• GIVEN ENTRIES
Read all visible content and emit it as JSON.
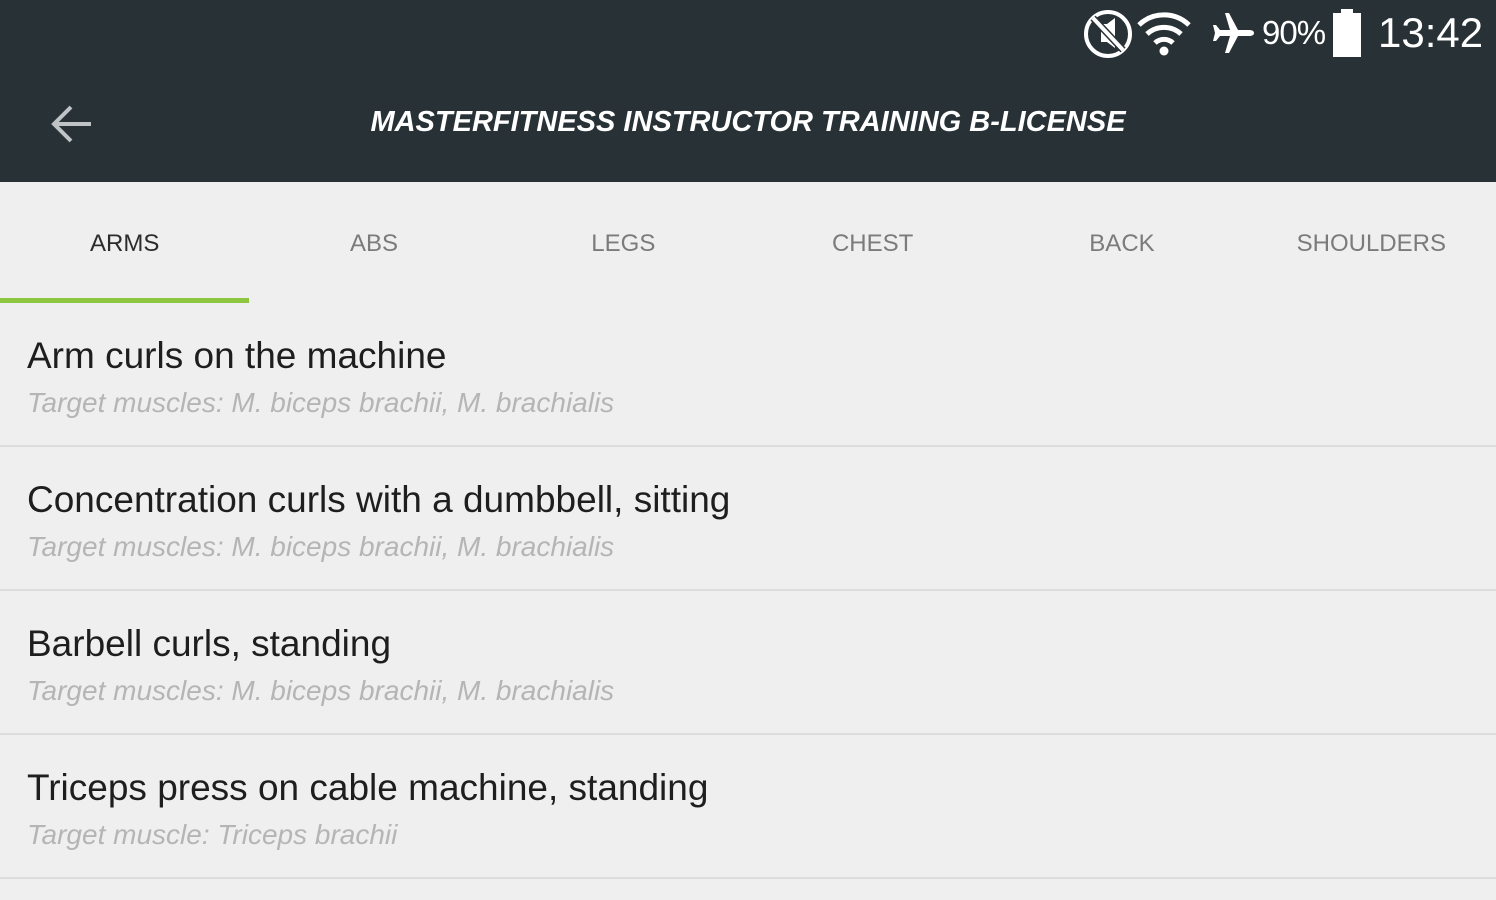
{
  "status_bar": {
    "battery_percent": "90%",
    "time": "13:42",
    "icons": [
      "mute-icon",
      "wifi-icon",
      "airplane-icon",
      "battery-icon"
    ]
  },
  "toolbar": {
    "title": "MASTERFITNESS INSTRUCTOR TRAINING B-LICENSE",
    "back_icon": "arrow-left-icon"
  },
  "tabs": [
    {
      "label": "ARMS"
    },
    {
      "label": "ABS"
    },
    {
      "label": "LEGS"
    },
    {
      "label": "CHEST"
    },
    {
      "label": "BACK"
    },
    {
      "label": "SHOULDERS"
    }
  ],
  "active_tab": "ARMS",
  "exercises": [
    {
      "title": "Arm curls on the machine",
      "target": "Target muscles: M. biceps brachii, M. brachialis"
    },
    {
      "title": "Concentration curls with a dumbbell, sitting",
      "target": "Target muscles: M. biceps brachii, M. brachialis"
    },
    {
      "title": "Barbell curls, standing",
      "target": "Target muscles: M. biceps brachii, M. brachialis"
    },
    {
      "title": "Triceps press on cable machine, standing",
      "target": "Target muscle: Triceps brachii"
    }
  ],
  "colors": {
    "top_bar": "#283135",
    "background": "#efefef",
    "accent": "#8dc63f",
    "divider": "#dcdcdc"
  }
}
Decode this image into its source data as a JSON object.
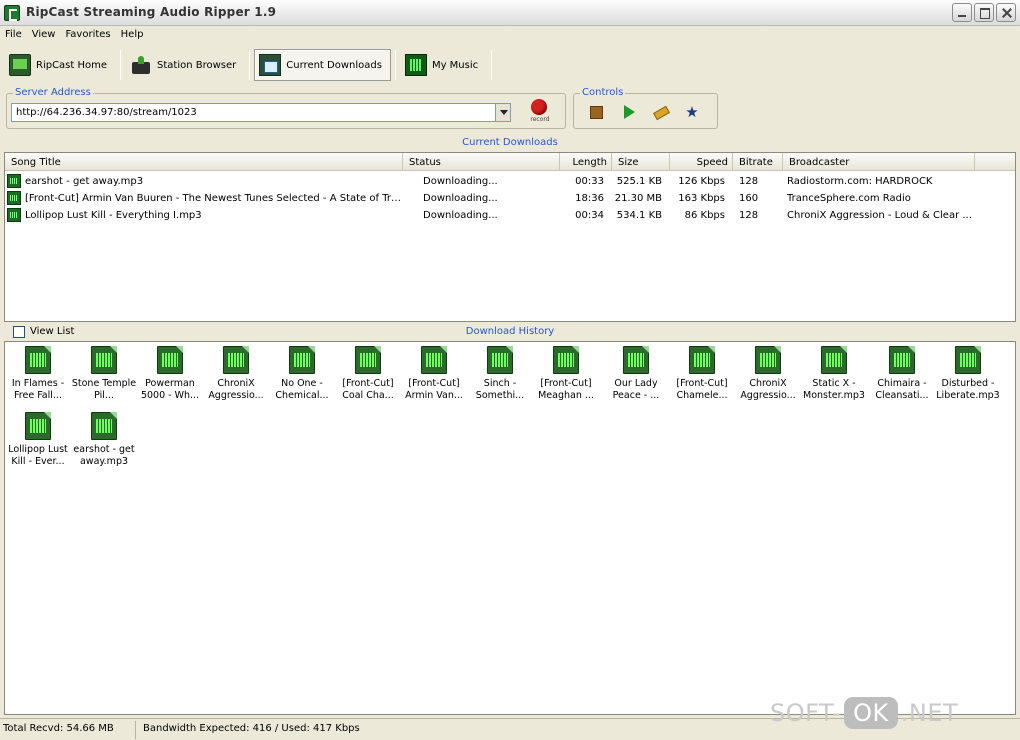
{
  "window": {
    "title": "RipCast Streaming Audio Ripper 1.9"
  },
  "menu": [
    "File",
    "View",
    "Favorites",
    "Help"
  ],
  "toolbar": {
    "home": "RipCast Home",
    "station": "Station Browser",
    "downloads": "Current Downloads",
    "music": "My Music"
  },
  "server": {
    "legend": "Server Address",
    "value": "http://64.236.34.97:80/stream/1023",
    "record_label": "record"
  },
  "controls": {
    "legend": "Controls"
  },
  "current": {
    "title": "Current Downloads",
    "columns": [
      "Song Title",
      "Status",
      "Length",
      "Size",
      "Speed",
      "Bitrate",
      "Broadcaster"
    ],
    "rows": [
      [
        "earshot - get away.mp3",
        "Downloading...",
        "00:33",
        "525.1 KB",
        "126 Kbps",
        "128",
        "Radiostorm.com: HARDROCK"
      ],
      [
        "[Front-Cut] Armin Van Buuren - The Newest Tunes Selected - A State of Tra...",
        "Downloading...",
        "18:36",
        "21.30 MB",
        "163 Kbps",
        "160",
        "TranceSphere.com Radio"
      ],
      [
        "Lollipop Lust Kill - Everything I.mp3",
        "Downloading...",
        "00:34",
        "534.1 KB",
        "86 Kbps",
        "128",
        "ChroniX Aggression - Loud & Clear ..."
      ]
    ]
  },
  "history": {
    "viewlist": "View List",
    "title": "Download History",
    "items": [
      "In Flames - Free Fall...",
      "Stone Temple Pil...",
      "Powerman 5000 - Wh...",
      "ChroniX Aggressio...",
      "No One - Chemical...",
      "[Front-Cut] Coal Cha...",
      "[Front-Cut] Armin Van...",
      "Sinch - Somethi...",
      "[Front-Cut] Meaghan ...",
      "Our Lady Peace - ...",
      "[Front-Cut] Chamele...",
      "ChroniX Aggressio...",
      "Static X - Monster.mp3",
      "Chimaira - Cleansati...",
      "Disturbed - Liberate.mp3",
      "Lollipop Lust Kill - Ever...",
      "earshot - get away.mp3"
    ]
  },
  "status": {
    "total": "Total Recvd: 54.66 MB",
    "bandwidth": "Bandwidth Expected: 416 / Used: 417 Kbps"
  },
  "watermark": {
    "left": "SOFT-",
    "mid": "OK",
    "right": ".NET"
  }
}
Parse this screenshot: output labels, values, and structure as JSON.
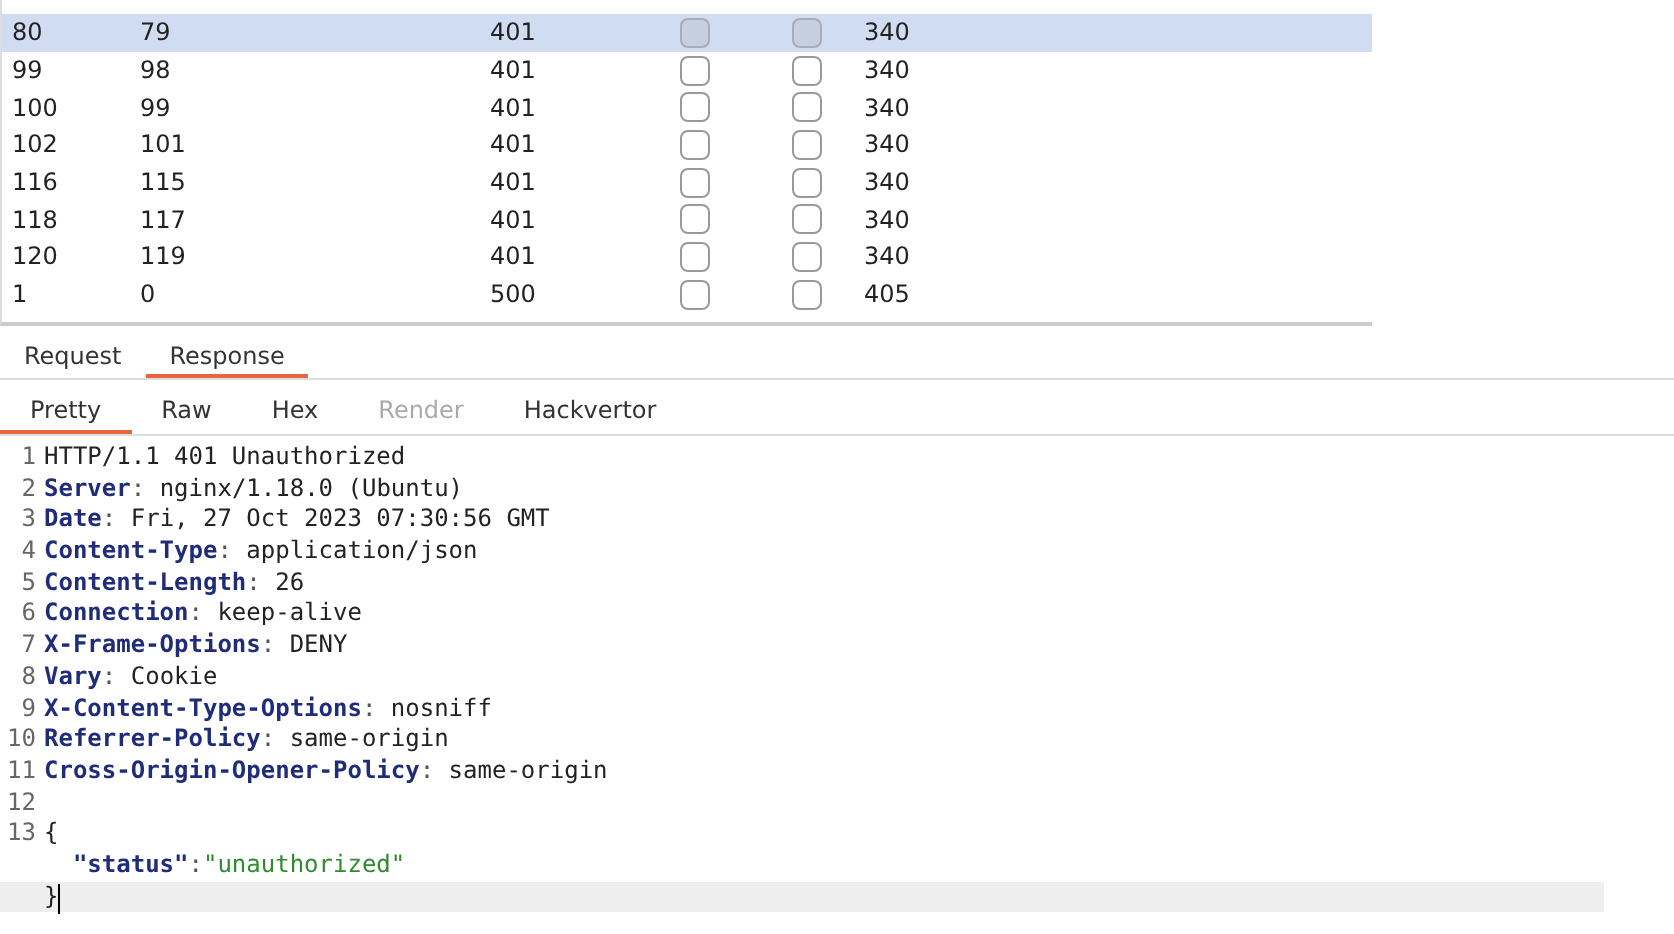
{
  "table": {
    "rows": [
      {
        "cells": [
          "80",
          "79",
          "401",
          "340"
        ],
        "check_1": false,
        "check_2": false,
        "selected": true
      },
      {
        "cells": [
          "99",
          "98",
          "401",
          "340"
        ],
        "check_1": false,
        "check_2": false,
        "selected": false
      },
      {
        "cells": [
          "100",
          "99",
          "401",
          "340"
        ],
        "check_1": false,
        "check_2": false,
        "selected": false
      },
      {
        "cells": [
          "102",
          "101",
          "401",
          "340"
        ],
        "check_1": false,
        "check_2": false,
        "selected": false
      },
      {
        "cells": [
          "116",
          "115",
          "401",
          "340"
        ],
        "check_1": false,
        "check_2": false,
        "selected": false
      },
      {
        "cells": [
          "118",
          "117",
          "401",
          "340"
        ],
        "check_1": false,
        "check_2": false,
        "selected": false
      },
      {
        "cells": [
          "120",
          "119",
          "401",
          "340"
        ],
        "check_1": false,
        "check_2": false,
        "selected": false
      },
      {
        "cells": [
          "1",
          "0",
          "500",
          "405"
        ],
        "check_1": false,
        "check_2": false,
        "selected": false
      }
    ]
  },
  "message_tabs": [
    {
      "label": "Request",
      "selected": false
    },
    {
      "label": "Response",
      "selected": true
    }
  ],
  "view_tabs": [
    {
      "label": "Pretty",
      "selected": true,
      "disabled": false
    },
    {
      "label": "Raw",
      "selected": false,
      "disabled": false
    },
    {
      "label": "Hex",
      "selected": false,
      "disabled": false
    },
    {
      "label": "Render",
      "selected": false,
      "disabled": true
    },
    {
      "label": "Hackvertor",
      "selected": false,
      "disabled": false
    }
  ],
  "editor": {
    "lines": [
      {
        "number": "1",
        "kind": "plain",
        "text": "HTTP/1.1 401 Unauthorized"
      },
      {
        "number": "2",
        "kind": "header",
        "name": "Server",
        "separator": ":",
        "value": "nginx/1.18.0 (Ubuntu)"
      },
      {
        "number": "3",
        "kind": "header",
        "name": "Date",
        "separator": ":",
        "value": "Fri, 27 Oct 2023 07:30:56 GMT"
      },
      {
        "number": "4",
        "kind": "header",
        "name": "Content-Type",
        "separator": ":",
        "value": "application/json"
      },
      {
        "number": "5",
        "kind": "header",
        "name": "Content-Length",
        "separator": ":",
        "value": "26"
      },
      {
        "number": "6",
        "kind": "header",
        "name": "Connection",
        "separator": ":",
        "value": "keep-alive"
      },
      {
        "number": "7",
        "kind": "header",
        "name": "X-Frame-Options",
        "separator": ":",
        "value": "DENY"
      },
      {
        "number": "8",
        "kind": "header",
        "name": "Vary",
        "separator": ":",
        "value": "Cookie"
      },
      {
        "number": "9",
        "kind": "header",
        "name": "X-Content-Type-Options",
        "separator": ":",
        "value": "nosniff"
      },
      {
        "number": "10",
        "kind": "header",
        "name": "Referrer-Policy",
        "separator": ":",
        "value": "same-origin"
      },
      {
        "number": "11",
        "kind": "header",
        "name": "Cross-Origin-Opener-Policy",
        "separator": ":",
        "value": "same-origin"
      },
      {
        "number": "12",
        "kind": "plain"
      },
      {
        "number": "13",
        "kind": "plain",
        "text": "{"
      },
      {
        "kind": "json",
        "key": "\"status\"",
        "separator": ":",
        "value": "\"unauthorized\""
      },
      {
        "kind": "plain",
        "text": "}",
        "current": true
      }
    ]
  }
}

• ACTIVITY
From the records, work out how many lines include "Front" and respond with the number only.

• ANSWER SPACE
5